→ PROBLEM
From the entries that follow, copy each line in which "replies" appears.

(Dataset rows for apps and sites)
____________

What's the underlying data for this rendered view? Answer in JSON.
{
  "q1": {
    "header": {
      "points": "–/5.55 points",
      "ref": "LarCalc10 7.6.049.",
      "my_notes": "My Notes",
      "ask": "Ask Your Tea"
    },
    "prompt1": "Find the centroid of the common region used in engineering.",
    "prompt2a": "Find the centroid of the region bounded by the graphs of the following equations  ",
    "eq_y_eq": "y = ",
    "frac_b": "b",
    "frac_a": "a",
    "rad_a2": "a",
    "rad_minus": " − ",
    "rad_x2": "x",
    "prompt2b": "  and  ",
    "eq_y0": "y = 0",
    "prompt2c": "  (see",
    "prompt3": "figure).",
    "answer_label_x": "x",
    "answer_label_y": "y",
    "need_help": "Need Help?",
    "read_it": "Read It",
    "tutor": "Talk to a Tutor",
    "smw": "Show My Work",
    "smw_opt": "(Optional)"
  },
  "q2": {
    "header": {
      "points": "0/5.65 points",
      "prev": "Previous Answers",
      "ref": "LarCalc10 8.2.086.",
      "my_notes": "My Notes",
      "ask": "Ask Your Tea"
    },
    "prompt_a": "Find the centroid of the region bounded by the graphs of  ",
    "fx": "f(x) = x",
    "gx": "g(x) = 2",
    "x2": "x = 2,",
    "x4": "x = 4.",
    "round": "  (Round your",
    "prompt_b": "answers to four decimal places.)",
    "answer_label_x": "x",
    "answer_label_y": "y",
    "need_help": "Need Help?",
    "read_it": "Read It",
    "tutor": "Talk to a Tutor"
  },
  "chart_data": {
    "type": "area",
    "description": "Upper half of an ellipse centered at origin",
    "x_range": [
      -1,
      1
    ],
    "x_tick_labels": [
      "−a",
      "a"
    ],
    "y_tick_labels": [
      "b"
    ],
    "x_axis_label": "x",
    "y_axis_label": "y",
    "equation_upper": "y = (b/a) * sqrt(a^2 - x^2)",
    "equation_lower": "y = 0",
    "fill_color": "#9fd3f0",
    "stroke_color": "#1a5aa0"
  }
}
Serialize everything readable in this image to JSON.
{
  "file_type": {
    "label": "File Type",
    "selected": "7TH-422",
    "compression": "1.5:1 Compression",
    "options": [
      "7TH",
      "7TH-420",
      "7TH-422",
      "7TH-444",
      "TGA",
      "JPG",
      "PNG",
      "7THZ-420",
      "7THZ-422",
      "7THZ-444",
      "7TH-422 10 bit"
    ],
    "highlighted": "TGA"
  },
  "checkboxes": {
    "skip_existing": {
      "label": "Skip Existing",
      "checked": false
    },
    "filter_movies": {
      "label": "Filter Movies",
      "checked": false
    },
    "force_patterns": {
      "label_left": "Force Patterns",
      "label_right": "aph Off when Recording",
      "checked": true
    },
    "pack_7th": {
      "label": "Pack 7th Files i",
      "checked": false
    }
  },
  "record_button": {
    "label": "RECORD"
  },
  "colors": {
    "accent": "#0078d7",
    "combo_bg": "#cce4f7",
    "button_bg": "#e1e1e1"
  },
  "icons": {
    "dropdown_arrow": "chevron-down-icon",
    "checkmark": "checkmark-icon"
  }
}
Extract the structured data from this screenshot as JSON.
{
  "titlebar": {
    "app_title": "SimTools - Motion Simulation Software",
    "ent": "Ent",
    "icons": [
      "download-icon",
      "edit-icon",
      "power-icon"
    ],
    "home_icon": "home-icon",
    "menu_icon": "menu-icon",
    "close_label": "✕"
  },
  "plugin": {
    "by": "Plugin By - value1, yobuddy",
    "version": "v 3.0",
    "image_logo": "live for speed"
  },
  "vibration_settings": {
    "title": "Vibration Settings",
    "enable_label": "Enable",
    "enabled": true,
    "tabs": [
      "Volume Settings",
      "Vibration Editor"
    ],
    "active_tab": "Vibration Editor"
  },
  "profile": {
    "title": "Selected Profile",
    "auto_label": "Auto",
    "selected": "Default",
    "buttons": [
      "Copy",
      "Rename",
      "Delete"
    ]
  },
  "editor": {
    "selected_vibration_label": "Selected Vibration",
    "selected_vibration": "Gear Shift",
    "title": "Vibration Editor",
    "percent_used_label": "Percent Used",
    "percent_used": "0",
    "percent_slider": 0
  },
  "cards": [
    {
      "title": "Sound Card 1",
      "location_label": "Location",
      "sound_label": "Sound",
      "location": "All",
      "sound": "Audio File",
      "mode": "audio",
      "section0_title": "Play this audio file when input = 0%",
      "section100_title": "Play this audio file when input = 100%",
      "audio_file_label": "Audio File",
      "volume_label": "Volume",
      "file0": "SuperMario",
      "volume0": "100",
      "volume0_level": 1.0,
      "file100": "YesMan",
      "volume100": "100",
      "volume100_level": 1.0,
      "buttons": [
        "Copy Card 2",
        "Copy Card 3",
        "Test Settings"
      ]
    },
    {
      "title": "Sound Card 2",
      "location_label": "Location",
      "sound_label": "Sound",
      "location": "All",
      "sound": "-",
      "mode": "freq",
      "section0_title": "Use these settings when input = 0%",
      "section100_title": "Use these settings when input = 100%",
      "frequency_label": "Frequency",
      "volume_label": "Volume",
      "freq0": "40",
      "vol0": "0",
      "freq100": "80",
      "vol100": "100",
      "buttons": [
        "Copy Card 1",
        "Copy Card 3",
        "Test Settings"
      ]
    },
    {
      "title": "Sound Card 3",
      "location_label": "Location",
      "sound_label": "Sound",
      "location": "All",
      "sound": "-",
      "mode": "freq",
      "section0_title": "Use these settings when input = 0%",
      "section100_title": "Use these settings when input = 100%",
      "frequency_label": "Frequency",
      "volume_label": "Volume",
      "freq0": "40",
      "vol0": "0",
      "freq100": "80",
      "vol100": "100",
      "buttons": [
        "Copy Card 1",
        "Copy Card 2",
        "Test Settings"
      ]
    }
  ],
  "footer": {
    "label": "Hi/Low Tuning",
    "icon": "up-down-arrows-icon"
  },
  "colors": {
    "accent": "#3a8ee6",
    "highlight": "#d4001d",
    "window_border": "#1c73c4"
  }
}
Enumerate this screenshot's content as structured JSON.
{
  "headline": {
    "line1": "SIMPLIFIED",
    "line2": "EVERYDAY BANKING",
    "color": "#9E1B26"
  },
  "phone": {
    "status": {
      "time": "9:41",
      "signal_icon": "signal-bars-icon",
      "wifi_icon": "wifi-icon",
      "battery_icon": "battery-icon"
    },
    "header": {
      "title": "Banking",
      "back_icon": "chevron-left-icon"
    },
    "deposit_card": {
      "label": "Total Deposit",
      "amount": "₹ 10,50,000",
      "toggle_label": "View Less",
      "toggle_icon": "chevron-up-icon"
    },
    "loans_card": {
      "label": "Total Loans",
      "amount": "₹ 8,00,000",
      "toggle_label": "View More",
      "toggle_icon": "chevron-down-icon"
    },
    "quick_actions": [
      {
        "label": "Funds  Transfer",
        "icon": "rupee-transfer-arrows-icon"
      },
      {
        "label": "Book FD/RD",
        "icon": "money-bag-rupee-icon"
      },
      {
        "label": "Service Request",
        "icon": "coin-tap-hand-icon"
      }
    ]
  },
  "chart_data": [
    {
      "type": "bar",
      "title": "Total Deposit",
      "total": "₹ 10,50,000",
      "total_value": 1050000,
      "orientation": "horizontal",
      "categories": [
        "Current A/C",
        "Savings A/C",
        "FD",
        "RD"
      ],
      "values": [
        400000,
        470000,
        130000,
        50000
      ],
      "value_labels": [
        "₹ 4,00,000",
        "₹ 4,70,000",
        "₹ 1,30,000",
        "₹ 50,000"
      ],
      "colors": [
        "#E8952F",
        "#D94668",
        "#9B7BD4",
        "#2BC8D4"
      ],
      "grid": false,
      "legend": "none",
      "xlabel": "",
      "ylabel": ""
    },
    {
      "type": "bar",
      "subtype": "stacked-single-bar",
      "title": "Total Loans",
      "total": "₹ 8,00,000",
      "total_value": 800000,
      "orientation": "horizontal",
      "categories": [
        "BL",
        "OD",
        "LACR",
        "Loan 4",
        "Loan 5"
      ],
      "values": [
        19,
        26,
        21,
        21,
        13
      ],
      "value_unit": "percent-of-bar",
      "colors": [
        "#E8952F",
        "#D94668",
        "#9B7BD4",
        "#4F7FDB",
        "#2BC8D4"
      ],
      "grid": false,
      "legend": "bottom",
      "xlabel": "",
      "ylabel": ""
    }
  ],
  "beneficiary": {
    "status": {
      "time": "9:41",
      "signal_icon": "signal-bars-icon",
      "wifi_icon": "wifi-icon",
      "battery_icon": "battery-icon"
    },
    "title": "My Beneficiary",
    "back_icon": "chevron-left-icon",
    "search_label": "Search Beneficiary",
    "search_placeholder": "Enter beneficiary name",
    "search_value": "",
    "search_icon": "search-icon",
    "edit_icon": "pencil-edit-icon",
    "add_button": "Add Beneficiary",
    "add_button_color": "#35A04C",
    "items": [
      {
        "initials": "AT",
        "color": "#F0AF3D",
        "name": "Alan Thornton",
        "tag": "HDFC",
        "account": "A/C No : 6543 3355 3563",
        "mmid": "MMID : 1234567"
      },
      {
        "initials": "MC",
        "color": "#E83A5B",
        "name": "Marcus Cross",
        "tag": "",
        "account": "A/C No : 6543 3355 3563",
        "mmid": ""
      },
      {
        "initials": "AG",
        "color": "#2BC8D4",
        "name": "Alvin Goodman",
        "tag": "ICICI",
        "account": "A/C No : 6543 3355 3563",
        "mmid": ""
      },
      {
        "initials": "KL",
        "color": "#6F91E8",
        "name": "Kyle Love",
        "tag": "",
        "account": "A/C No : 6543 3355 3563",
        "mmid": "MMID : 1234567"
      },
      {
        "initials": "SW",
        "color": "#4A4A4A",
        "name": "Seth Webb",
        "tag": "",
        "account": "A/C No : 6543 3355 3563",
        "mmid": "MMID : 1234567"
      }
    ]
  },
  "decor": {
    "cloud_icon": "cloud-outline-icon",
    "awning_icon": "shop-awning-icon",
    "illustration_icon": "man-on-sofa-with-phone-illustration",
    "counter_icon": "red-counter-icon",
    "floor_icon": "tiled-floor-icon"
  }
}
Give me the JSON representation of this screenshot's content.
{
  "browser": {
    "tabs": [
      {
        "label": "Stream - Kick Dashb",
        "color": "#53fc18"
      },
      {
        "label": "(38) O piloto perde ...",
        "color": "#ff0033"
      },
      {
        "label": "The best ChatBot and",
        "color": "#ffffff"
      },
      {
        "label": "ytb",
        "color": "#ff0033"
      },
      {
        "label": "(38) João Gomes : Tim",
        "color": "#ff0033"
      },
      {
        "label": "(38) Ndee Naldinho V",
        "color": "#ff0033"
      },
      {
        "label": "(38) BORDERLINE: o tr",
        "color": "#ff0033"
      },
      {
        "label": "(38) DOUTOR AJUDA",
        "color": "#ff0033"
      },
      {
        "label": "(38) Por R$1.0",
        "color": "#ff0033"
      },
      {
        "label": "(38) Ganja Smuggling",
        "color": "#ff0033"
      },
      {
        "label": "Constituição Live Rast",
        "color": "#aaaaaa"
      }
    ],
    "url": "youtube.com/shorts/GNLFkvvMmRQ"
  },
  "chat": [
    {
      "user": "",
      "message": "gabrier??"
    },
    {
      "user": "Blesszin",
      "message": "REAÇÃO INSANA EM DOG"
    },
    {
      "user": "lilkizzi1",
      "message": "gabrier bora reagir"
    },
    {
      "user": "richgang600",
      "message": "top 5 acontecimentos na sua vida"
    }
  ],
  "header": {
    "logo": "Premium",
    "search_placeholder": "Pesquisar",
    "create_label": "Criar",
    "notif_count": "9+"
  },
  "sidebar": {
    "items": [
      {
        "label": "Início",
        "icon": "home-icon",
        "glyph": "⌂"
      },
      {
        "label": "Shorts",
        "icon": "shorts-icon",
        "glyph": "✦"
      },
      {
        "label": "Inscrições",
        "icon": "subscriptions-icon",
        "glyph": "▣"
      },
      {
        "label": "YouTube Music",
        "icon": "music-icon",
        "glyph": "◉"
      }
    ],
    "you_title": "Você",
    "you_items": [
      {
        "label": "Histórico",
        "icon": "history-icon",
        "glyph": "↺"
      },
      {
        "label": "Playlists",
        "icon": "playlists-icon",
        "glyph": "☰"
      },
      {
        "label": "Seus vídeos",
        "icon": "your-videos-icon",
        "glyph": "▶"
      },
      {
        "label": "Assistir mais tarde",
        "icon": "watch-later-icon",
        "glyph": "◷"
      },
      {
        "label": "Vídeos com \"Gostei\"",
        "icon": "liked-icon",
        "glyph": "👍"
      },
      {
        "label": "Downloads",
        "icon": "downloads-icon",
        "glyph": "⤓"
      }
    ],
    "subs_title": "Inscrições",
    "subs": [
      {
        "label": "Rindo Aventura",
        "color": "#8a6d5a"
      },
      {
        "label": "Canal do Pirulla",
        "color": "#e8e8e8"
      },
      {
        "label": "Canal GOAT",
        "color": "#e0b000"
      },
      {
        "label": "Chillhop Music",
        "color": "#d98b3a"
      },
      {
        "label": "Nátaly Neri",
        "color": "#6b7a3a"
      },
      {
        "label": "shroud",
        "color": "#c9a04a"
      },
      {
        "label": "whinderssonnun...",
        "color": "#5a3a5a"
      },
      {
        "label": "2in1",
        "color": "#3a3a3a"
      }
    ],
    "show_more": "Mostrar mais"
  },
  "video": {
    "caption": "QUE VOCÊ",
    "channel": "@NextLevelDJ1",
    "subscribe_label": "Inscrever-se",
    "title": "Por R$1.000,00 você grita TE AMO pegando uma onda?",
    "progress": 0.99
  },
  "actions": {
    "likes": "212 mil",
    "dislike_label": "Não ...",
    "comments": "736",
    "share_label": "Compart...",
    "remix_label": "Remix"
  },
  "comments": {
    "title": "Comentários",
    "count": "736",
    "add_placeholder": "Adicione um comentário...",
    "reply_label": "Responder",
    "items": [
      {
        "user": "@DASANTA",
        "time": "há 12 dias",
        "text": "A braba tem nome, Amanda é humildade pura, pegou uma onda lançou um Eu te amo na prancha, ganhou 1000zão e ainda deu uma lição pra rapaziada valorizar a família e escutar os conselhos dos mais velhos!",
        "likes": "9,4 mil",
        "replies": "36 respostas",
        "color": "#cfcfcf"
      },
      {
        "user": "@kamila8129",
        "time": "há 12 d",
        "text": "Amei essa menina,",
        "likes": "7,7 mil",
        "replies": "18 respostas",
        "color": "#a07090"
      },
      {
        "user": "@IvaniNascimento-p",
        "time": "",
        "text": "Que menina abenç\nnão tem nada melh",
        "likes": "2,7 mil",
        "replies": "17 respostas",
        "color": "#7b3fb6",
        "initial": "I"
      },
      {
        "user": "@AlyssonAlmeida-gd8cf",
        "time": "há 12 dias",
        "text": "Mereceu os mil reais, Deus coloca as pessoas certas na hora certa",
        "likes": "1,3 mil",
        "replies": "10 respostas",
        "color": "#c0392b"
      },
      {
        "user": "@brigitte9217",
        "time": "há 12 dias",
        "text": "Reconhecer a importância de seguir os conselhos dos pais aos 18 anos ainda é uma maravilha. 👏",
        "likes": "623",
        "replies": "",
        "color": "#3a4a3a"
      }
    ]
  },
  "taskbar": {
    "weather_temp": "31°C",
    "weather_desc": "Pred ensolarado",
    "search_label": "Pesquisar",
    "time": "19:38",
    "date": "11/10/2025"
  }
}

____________

→ OUTPUT FOR THIS TASK
        "replies": "36 respostas",
        "replies": "18 respostas",
        "replies": "17 respostas",
        "replies": "10 respostas",
        "replies": "",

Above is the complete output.